For each line of the data below that holds "strong", copy the line.

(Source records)
—————
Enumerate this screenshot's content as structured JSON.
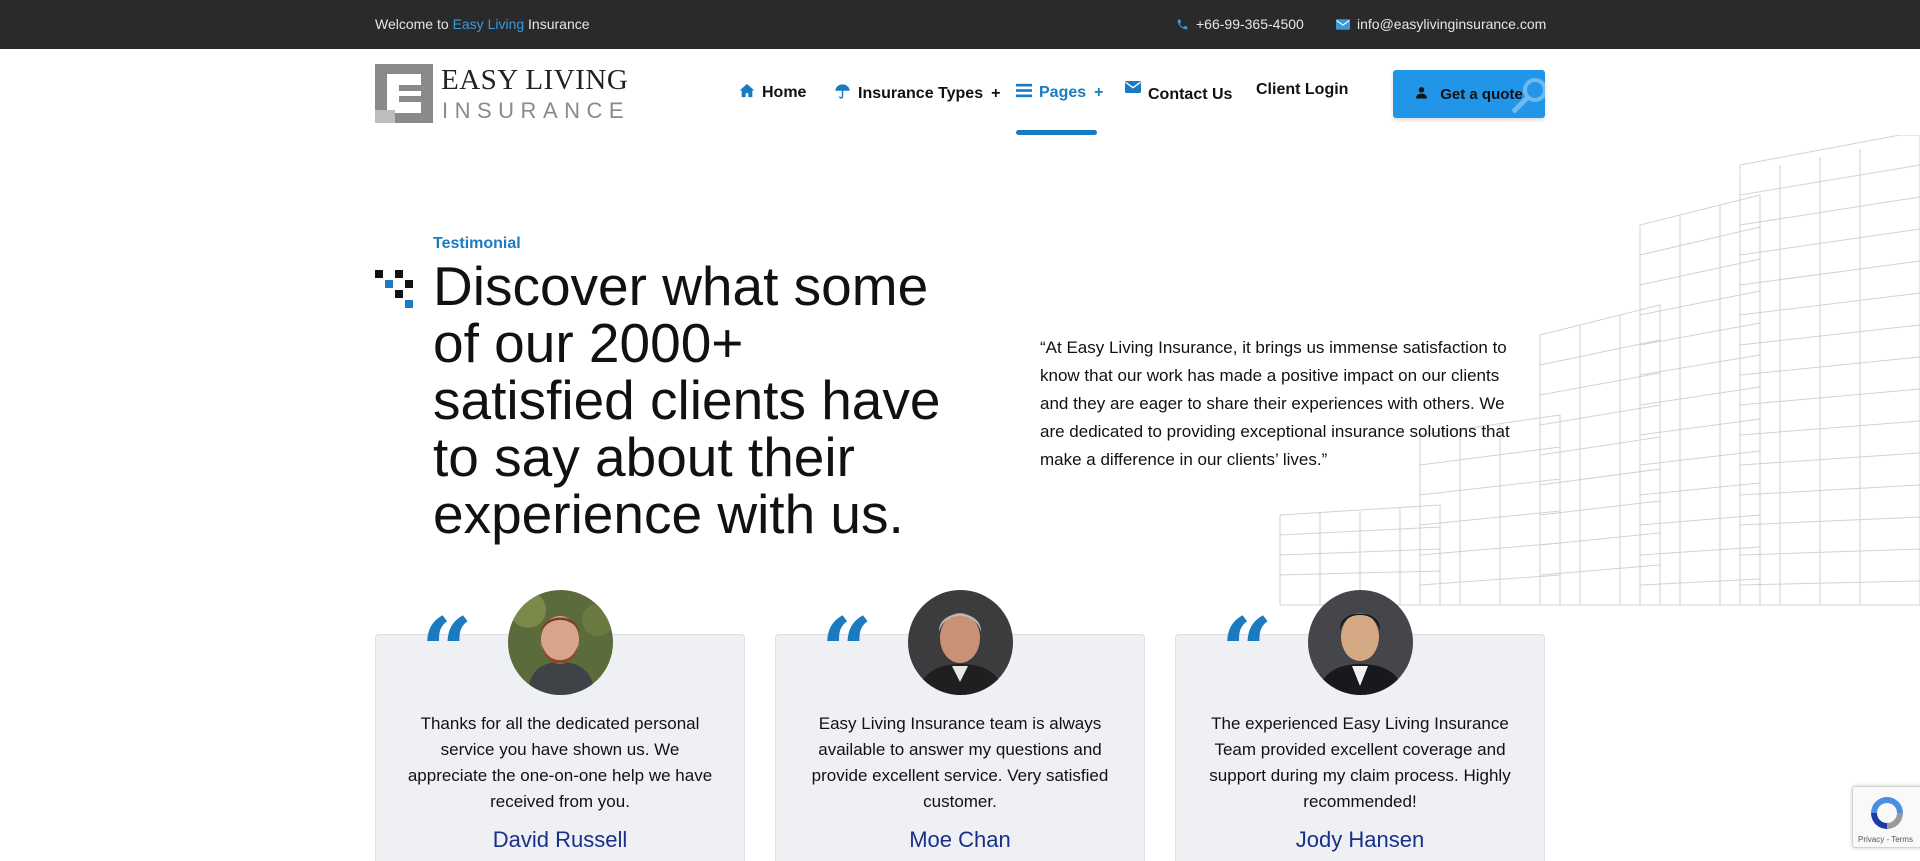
{
  "topbar": {
    "welcome_prefix": "Welcome to",
    "welcome_brand": "Easy Living",
    "welcome_suffix": "Insurance",
    "phone": "+66-99-365-4500",
    "email": "info@easylivinginsurance.com"
  },
  "logo": {
    "line1": "EASY LIVING",
    "line2": "INSURANCE"
  },
  "nav": {
    "home": "Home",
    "insurance_types": "Insurance Types",
    "pages": "Pages",
    "contact": "Contact Us",
    "client_login": "Client Login",
    "plus": "+"
  },
  "cta": {
    "quote": "Get a quote"
  },
  "section": {
    "eyebrow": "Testimonial",
    "headline": "Discover what some of our 2000+ satisfied clients have to say about their experience with us.",
    "lead": "“At Easy Living Insurance, it brings us immense satisfaction to know that our work has made a positive impact on our clients and they are eager to share their experiences with others. We are dedicated to providing exceptional insurance solutions that make a difference in our clients’ lives.”"
  },
  "testimonials": [
    {
      "text": "Thanks for all the dedicated personal service you have shown us. We appreciate the one-on-one help we have received from you.",
      "name": "David Russell"
    },
    {
      "text": "Easy Living Insurance team is always available to answer my questions and provide excellent service. Very satisfied customer.",
      "name": "Moe Chan"
    },
    {
      "text": "The experienced Easy Living Insurance Team provided excellent coverage and support during my claim process. Highly recommended!",
      "name": "Jody Hansen"
    }
  ],
  "quote_glyph": "“",
  "recaptcha": {
    "terms": "Privacy - Terms"
  },
  "colors": {
    "accent": "#1a7bc1",
    "button": "#2196e8",
    "topbar": "#2a2a2a",
    "name": "#1a2f8a",
    "card": "#eef0f3"
  }
}
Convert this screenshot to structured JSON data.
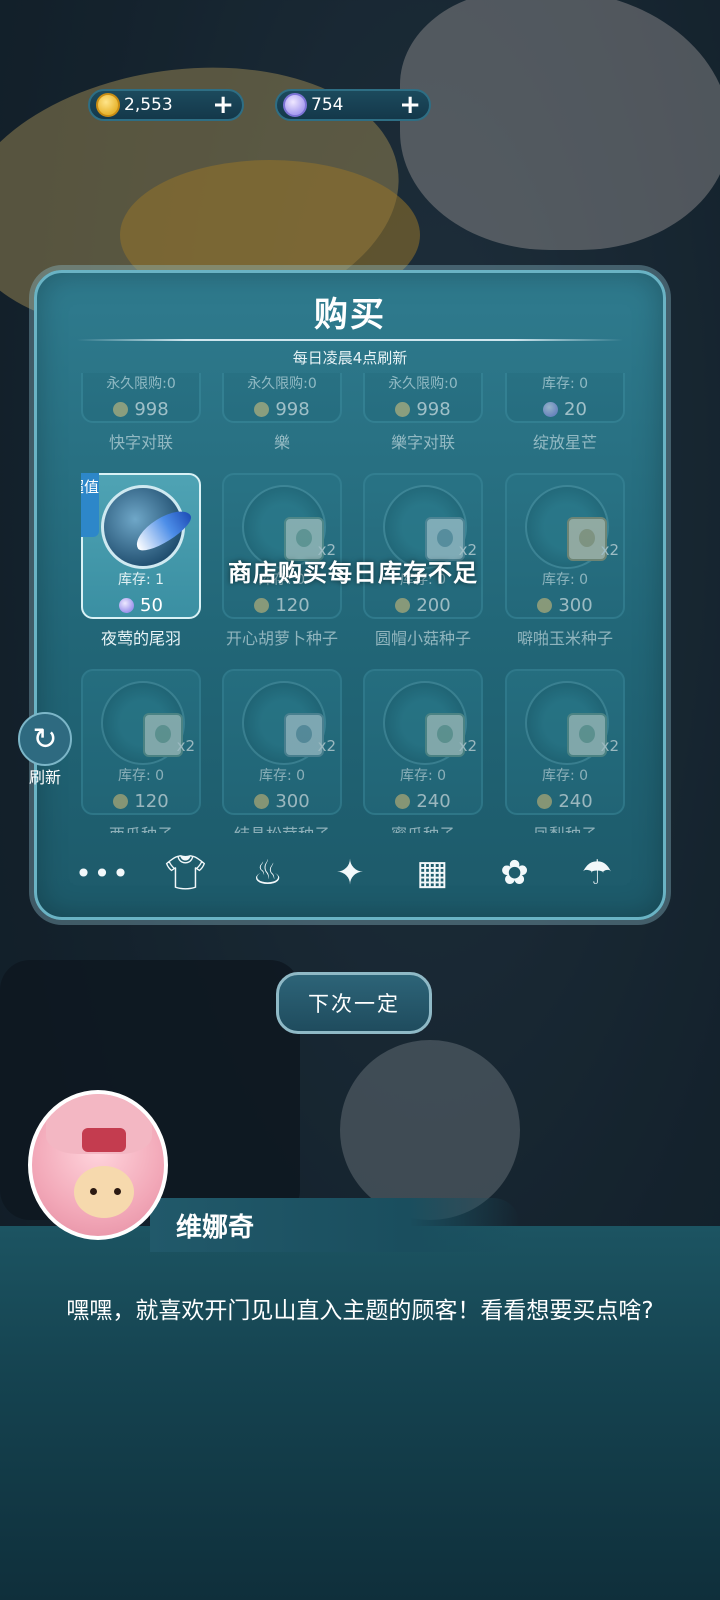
{
  "currency": {
    "coins": "2,553",
    "moons": "754",
    "plus": "+"
  },
  "shop": {
    "title": "购买",
    "subtitle": "每日凌晨4点刷新",
    "toast": "商店购买每日库存不足",
    "badge": "超值",
    "row0": [
      {
        "stock": "永久限购:0",
        "price": "998",
        "currency": "coin",
        "name": "快字对联"
      },
      {
        "stock": "永久限购:0",
        "price": "998",
        "currency": "coin",
        "name": "樂"
      },
      {
        "stock": "永久限购:0",
        "price": "998",
        "currency": "coin",
        "name": "樂字对联"
      },
      {
        "stock": "库存: 0",
        "price": "20",
        "currency": "moon",
        "name": "绽放星芒"
      }
    ],
    "row1": [
      {
        "stock": "库存: 1",
        "price": "50",
        "currency": "moon",
        "name": "夜莺的尾羽",
        "qty": ""
      },
      {
        "stock": "库存: 0",
        "price": "120",
        "currency": "coin",
        "name": "开心胡萝卜种子",
        "qty": "x2"
      },
      {
        "stock": "库存: 0",
        "price": "200",
        "currency": "coin",
        "name": "圆帽小菇种子",
        "qty": "x2"
      },
      {
        "stock": "库存: 0",
        "price": "300",
        "currency": "coin",
        "name": "噼啪玉米种子",
        "qty": "x2"
      }
    ],
    "row2": [
      {
        "stock": "库存: 0",
        "price": "120",
        "currency": "coin",
        "name": "西瓜种子",
        "qty": "x2"
      },
      {
        "stock": "库存: 0",
        "price": "300",
        "currency": "coin",
        "name": "结晶松茸种子",
        "qty": "x2"
      },
      {
        "stock": "库存: 0",
        "price": "240",
        "currency": "coin",
        "name": "蜜瓜种子",
        "qty": "x2"
      },
      {
        "stock": "库存: 0",
        "price": "240",
        "currency": "coin",
        "name": "凤梨种子",
        "qty": "x2"
      }
    ],
    "tabs": [
      "more-tab",
      "clothing-tab",
      "food-tab",
      "bag-tab",
      "furniture-tab",
      "flower-tab",
      "umbrella-tab"
    ]
  },
  "refresh_label": "刷新",
  "next_button": "下次一定",
  "dialog": {
    "speaker": "维娜奇",
    "text": "嘿嘿，就喜欢开门见山直入主题的顾客！看看想要买点啥?"
  }
}
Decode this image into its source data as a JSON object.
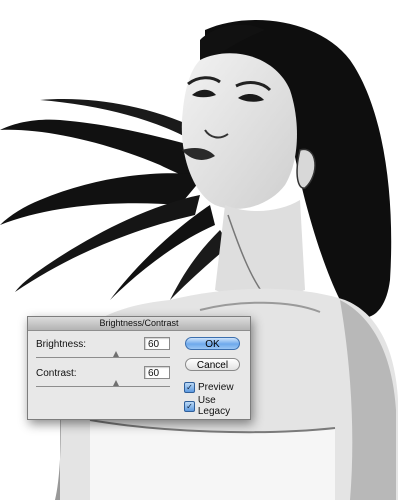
{
  "dialog": {
    "title": "Brightness/Contrast",
    "brightness": {
      "label": "Brightness:",
      "value": "60",
      "level": 0.6
    },
    "contrast": {
      "label": "Contrast:",
      "value": "60",
      "level": 0.6
    },
    "ok_label": "OK",
    "cancel_label": "Cancel",
    "preview": {
      "label": "Preview",
      "checked": true
    },
    "use_legacy": {
      "label": "Use Legacy",
      "checked": true
    }
  },
  "icons": {
    "checkmark": "check-icon",
    "slider_thumb": "triangle-thumb-icon"
  },
  "colors": {
    "ok_button": "#6ea9ec",
    "dialog_bg": "#e8e8e8",
    "checkbox": "#5e9ae0"
  }
}
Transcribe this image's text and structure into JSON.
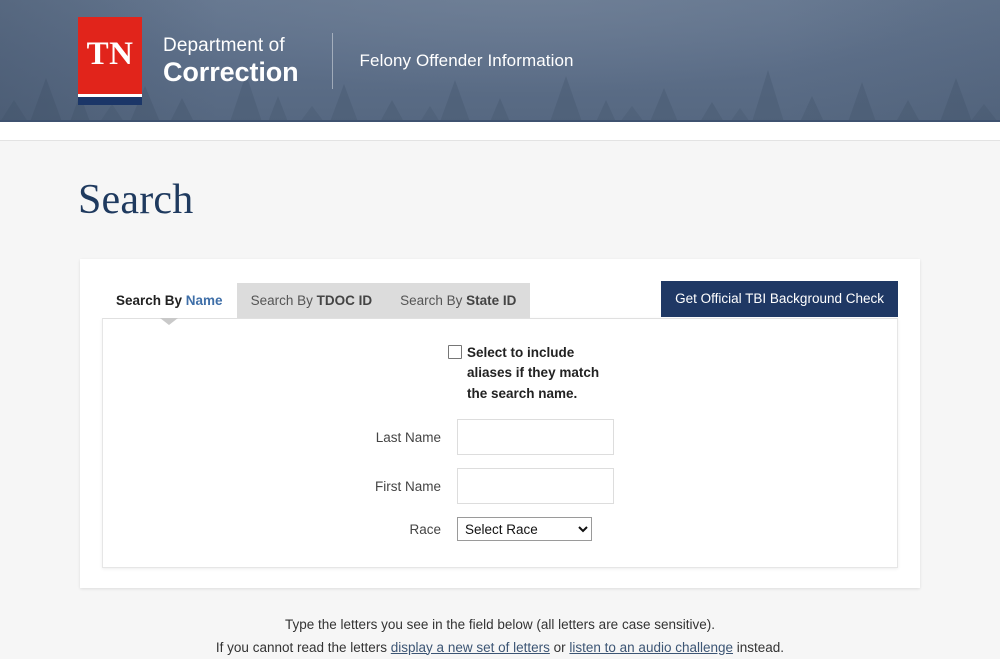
{
  "header": {
    "logo_alt": "TN",
    "dept_line1": "Department of",
    "dept_line2": "Correction",
    "subtitle": "Felony Offender Information"
  },
  "page": {
    "title": "Search"
  },
  "tabs": [
    {
      "prefix": "Search By ",
      "strong": "Name",
      "active": true
    },
    {
      "prefix": "Search By ",
      "strong": "TDOC ID",
      "active": false
    },
    {
      "prefix": "Search By ",
      "strong": "State ID",
      "active": false
    }
  ],
  "actions": {
    "tbi_button": "Get Official TBI Background Check"
  },
  "form": {
    "alias_label_line1": "Select to include aliases if",
    "alias_label_line2": "they match the search name.",
    "alias_checked": false,
    "fields": [
      {
        "label": "Last Name",
        "value": "",
        "placeholder": ""
      },
      {
        "label": "First Name",
        "value": "",
        "placeholder": ""
      }
    ],
    "race_label": "Race",
    "race_selected": "Select Race",
    "race_options": [
      "Select Race"
    ]
  },
  "captcha": {
    "line1": "Type the letters you see in the field below (all letters are case sensitive).",
    "line2_pre": "If you cannot read the letters ",
    "link1": "display a new set of letters",
    "line2_mid": " or ",
    "link2": "listen to an audio challenge",
    "line2_post": " instead."
  },
  "colors": {
    "header_bg": "#5a6c85",
    "logo_red": "#e1241b",
    "logo_navy": "#1b3668",
    "title_navy": "#1f3a5f",
    "button_navy": "#1f3864",
    "tab_active_accent": "#3f6fa8",
    "link": "#3c5574",
    "page_bg": "#f6f6f6"
  }
}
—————
### Answer to the problem
      "strong": "Name",
      "strong": "TDOC ID",
      "strong": "State ID",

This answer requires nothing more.